Silence.

Din moves to open the door, his hand over the button. One of the others protests in fear, not knowing who or what is on the other side. Din lowers his hand. Then a deep rumble permeates the bridge, and the door moves of its own, to reveal a small, cloaked figure, his hood up. Behind him lie smoking remains. He lowers his hood. “Did someone call for a Jedi?” His eyes move over the room, settling on Gideon. “I’m sorry, were those your droids?” The child peeks out from behind a panel. Luke catches himself, as if he’s seen a ghost.

You get the idea. It’s still fanservice, but it doesn’t waste time with mindless lightsaber action. The focus should still be on Din and the others, not on badass Luke. Now if they go with a somber, religious-icon Luke, fine, but I fear that they did it for the same reason they made Rouge One Leia into a Madonna-like figure - they are just too afraid of audience rejection to give them any character at all.

Believe it or not, I liked the episode overall. The core of the story remains, and it did a lot right. It just makes the parts where it stumbles that much more obvious.

Post
#1394284
Topic
Why I Love Prequel Yoda (and what I think people get wrong)
Time

DuracellEnergizer said:

NeverarGreat said:

act on instinct said:

Mocata said:

Yeah but it’s less like the reaction to mass murder and more like a case of indigestion.

Could say the same or worse about Leia to her home planet. It’s not Rabbit Hole.

To be fair, we never saw her reaction to its actual destruction, only getting back to her hours later.

Nevertheless, this is a failure of SW '77.

Or just a deliberate creative decision. Leia is still technically a supporting character to Luke, so it makes sense to merely imply some character moments. After all, they shot a reaction for her planet’s destruction but chose to cut it, probably to keep the focus on Luke.

Post
#1394157
Topic
<strong>Empire Strikes Back</strong> - 'Behind The Scenes / Making Of' <strong>images</strong> thread
Time

https://www.youtube.com/watch?v=9ua2v64mh9o

Some cool alternate takes of Luke and Yoda here.
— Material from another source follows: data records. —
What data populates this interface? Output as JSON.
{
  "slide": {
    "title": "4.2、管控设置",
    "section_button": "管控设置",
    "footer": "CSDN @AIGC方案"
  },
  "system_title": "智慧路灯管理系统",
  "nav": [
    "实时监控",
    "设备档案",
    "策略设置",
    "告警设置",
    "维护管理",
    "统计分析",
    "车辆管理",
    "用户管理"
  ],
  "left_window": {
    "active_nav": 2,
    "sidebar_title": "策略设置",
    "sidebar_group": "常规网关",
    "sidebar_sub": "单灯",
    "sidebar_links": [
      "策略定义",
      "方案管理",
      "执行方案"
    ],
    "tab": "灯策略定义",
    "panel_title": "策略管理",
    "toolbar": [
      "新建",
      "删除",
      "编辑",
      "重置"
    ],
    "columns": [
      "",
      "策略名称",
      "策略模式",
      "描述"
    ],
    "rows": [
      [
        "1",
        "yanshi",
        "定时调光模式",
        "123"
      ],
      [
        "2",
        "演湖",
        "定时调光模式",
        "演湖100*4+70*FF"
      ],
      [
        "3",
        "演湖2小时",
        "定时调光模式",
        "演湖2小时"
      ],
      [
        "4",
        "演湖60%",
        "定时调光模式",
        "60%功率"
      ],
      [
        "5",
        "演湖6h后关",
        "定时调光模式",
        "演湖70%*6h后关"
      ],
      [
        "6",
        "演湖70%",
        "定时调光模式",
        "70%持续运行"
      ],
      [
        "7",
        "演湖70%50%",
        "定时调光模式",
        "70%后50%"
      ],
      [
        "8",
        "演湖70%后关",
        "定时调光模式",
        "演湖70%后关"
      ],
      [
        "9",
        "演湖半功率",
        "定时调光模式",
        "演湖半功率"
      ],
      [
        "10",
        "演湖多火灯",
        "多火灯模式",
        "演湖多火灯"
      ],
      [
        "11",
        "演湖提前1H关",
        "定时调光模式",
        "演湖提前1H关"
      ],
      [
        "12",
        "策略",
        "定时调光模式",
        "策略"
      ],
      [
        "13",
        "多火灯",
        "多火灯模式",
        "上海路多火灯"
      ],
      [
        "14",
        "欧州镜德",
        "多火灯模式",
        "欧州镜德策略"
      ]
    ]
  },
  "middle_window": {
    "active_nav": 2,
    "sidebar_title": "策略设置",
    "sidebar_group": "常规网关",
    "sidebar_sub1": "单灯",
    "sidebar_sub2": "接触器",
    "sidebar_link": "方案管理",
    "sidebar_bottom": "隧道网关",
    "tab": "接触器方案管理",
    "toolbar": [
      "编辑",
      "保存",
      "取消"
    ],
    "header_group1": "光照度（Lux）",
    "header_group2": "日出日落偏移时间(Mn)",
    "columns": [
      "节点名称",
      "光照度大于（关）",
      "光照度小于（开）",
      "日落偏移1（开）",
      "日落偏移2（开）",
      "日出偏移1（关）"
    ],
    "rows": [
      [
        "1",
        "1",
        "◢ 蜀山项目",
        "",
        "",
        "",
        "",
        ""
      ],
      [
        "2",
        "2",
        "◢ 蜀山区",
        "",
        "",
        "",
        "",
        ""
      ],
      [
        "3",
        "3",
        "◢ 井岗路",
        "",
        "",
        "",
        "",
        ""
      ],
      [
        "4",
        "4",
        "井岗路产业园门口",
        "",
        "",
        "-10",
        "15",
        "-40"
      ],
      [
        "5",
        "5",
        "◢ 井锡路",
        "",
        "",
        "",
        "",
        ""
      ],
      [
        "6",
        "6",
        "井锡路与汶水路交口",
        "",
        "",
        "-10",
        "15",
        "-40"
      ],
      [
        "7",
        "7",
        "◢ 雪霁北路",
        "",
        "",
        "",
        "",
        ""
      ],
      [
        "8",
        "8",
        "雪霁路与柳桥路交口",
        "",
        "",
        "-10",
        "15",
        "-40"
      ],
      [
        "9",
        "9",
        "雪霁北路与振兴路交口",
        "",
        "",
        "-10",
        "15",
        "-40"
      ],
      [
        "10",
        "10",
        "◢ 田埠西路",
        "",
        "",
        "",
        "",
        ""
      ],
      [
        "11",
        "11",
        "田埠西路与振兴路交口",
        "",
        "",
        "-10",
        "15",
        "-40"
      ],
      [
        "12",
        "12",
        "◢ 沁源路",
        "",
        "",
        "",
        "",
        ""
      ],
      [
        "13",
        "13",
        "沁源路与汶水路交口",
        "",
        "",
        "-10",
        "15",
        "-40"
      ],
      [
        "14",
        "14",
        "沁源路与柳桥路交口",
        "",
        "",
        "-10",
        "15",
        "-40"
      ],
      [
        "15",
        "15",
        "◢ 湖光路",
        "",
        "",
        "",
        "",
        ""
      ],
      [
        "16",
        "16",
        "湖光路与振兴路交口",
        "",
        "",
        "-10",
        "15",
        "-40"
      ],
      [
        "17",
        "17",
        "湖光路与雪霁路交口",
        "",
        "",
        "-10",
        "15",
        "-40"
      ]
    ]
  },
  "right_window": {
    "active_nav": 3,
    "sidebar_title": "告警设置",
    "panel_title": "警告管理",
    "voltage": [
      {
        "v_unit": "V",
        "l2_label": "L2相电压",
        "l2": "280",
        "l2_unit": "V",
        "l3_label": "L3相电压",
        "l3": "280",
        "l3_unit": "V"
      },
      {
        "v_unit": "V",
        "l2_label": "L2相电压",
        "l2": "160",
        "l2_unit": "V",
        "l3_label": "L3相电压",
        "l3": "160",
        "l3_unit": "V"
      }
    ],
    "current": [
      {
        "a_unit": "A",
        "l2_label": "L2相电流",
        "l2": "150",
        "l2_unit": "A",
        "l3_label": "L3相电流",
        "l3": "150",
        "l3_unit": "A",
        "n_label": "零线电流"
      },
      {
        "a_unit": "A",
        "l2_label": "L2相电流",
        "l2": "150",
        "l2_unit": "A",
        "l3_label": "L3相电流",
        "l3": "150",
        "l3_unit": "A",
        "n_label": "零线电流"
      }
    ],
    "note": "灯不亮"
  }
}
Also, I think there’s a new low angle of the Super Star Destroyer for a second.

It would be really neat if someone put together all these little alternate takes/deleted moments and made an edit with them like they did in War of the Stars.